Always so sensible, Constance Wynchcomb, companion to Lady Caddick-Boyle, has lost her heart to the most gallant of gentlemen. At least, that’s how Evan Galsworthy presents himself.
When Evan asks to court Constance, his background is called into question. His mother died in childbirth and the whereabouts of his father is unknown. Her ladyship won’t allow a man of dubious pedigree in her house.
In hot pursuit of his parentage, Evan discovers a family secret that makes him unworthy of Constance’s love. He breaks off their courtship before she learns the painful truth of his past.
Her heart broken, Constance is left bereft by Evan’s sudden dismissal of her affections. When she’s told Evan has gone missing, she does what no sensible woman would do. She goes looking for him to demand an explanation.
Is she prepared for what she will find? Will love be enough to heal their wounds?
Innate curiosity and an itch for adventure versus sensible. Sensible comes out second best nearly every time and gets Constance Wynchcomb into more than one tight spot; but no one can say she is just a spectator on her own life. Granted, she is without a dowry, with no social rank or status and is the companion and nursemaid for one of her mother’s well-positioned distant cousins, but she has educated herself much better than most young women. Her genuineness and loyalty shine in many events but never more than when she puts herself in danger to save a lost soul who has been mistreated for almost three decades. Her tenacity and her standing up for what she wants makes her story shine.
Evan Galworthy’s story intrigued me. The secrets, hardships, and his survival skills are remarkable. However, an undercurrent of anger and hurt about his murky past that nobody will tell him about makes him feel unworthy to pursue a life with a wife and family. How his story unfolds bit by piece kept me turning pages. Even though he loves Constance, he feels he must let her go. He does get a “set-down” from her when she tells him not to presume what she needs and then she proceeds to take matters into her own hands—delightful reading!

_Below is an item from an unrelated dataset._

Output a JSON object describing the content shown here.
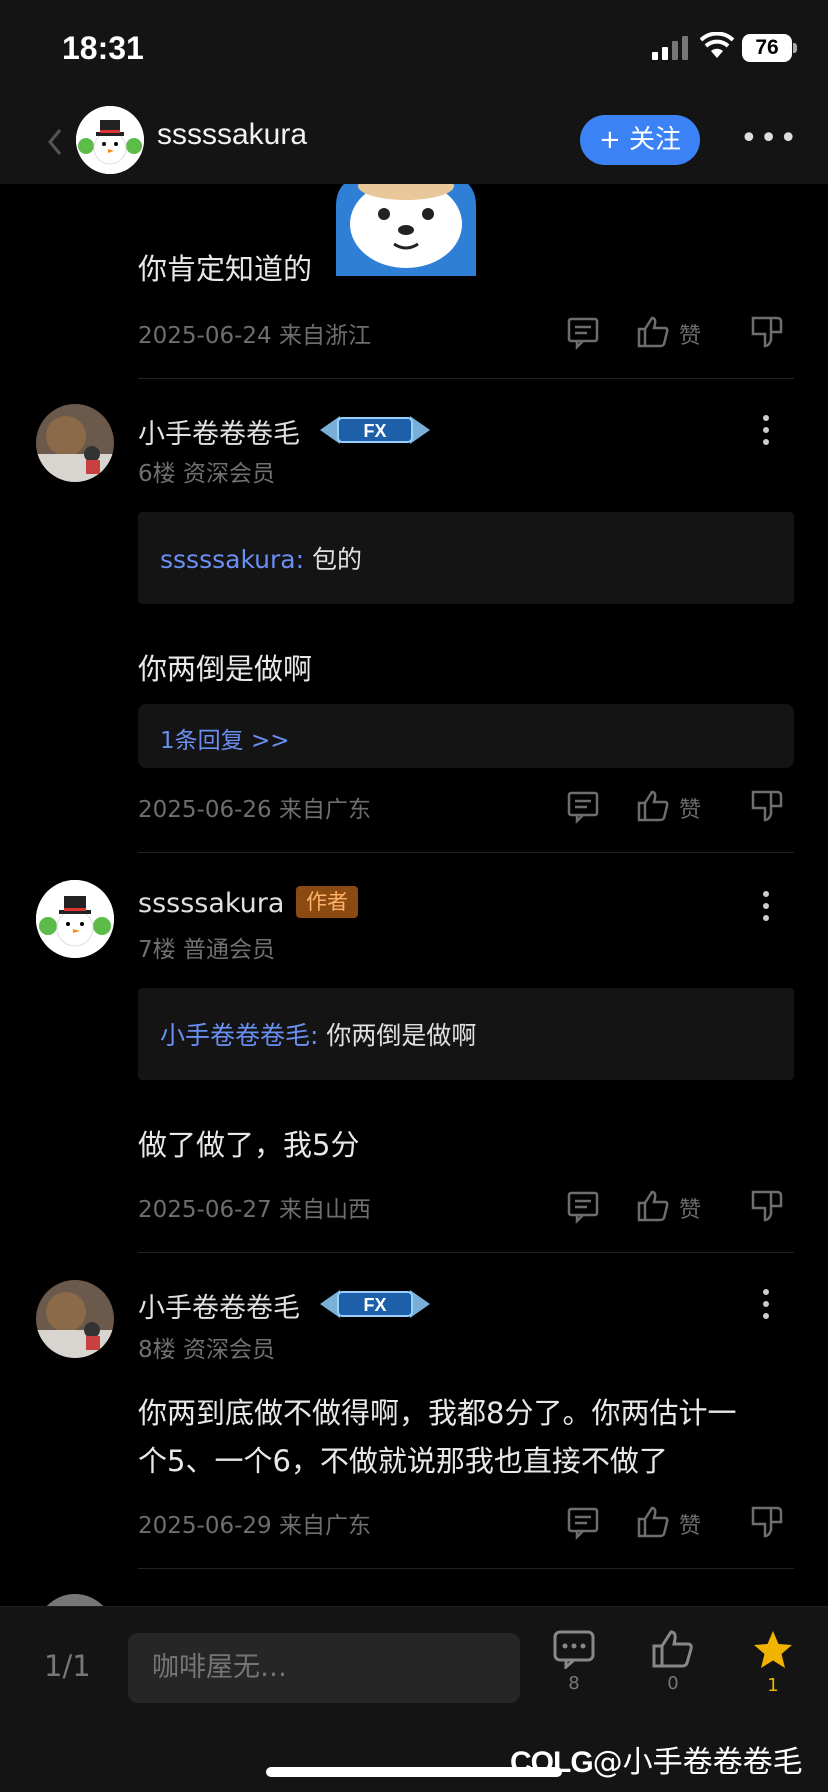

Mrs. Crook, the inn owner, and the bishop are two of the most interesting secondary characters I’ve read about in a while. They do surprise.
Sarah Richmond does a great job of revealing how the social structure is changing as new inventions and a new rich segment of working people come emerge in early twentieth century England, while entertaining the reader with the deeds and misdeeds of flawed characters, some of whom rise above their flaws and others who cling to their flaws to the very end. Her writing style makes for smooth reading.